This holiday weekend, as the cooler weather of autumn flickers from the horizon, let’s not be alarmists: Even if there are more hamburgers and fewer T-bones on those backyard grills for yet another year, neither famine nor pestilence stalks the land.
Visitor volume is up, sales tax revenues are up, and there are plenty of signs that Nevadans’ patience, hard work and sacrifice will yet pay off.
Yet, it’s a Labor Day weekend when Nevada ranks 47th nationally with a 7.7 percent unemployment rate, and 16.2 percent of Nevadans — tied with California for the highest rate in the nation — presumably wish they had the kind of full-time job with pay and benefits that were considered standard a mere seven years ago.

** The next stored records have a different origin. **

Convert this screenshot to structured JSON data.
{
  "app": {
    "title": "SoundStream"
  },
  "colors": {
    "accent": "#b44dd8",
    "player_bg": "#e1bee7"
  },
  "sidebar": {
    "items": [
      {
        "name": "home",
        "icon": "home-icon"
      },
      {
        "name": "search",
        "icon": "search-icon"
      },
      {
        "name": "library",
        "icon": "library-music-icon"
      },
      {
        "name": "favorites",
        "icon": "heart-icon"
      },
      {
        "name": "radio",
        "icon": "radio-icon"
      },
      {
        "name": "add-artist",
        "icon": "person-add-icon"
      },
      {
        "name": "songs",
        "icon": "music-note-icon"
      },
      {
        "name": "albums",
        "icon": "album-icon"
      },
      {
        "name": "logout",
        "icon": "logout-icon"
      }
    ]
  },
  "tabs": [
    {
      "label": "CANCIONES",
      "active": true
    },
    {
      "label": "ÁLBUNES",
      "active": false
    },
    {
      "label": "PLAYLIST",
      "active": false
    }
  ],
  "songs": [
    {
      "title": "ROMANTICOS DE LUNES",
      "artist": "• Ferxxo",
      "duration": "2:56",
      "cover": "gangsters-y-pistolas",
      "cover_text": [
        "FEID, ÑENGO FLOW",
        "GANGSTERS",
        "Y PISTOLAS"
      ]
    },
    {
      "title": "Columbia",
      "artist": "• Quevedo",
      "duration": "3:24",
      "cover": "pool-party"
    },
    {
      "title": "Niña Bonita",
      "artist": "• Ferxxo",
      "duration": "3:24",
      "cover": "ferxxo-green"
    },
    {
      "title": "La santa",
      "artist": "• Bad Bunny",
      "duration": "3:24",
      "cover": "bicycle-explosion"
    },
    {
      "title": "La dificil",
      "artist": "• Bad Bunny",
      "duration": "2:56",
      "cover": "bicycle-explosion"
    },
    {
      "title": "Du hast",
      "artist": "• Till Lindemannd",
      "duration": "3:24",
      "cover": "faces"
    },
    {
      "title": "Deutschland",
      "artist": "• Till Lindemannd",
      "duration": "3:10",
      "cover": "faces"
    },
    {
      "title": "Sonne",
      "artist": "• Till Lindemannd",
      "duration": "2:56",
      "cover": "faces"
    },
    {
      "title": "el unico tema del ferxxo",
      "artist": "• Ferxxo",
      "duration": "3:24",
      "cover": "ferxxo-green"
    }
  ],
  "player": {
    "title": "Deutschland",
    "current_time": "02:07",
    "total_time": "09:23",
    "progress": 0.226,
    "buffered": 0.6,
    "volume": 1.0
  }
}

The U.S. Bureau of Labor Statistics actually compiles six simultaneous unemployment rates, from the U-1 (persons unemployed 15 weeks or longer) to the U-3 (total unemployed as a percent of the civilian labor force — the definition used for the official unemployment rate) to the U-6 (total unemployed, plus total employed part-time for economic reasons, plus those who’ve given up looking for work). And as you might expect, for the four quarters ending in June 2014, Nevada again reported among the highest rates in the country for all six measures of unemployment. Nevada’s rates ranged from a U-2 of 4.8 percent to a U-6 of 16.2 percent, with the official U-3 rate at 8.8 percent — besting only highly regulated Rhode Island’s 8.9.
But Americans have always been a people who see the glass half-full, who would rather concentrate on the possibilities of the future.
That may be why America’s Labor Day differs from Europe’s.
“Disruption was to be part of the holiday” first announced in 1889 by the first Paris Congress of the Second Socialist International, reports Julia Vitullo-Martin, editor of “Breaking Away: The Future of Cities.”
“And there was no notion that anyone but workers would participate — certainly not owners or capitalists.”
No one should suggest the American struggle to gain recognition for the right of workers to organize was a mere walk in the park. Compared with Europe, however, things in America proceeded in a generally more conciliatory vein.
Matthew Maguire, a machinist from Paterson, N.J., and Peter J. McGuire, a New York City carpenter, were instrumental in staging the first Labor Day parade in New York City in September 1882. No heads were broken. And by 1894, President Grover Cleveland had signed a bill making Labor Day a national holiday.
It may be this notion — that a celebration of labor and the fruits of our labors is an appropriate undertaking for Americans of all classes and political persuasions — that allowed America’s holiday to be marked with “picnics, parades, baseball games … and a few mild speeches,” rather than “clashes between cops and workers,” Ms. Vitullo-Martin theorizes.
Europe’s socialist labor movement assumed a Manichaean duality: Workers were good, employers evil.
In America, on the other hand, union pioneer George Meany advised his brethren to avoid divisive, partisan politics. Average American workers realized early on that their energy and creativity could increase the value of their employer’s product, often making the difference between whether a company succeeded or failed.
Thus the inevitable decline of the old-style, confrontational union in the private arena. The collapse of bureaucratized socialism around the world stands in stark contrast to the material health and well-being of the lowliest worker in a free, capitalist society, even in a bad year — a well-being undreamed of by even the elite of previous generations.
That’s why we Americans can be proud of our work, setting aside a weekend each year not just for a last summer fling, but also to honor what we and our forebears have built — and the labor it took to get it done.
A version of this editorial originally appeared in 2012.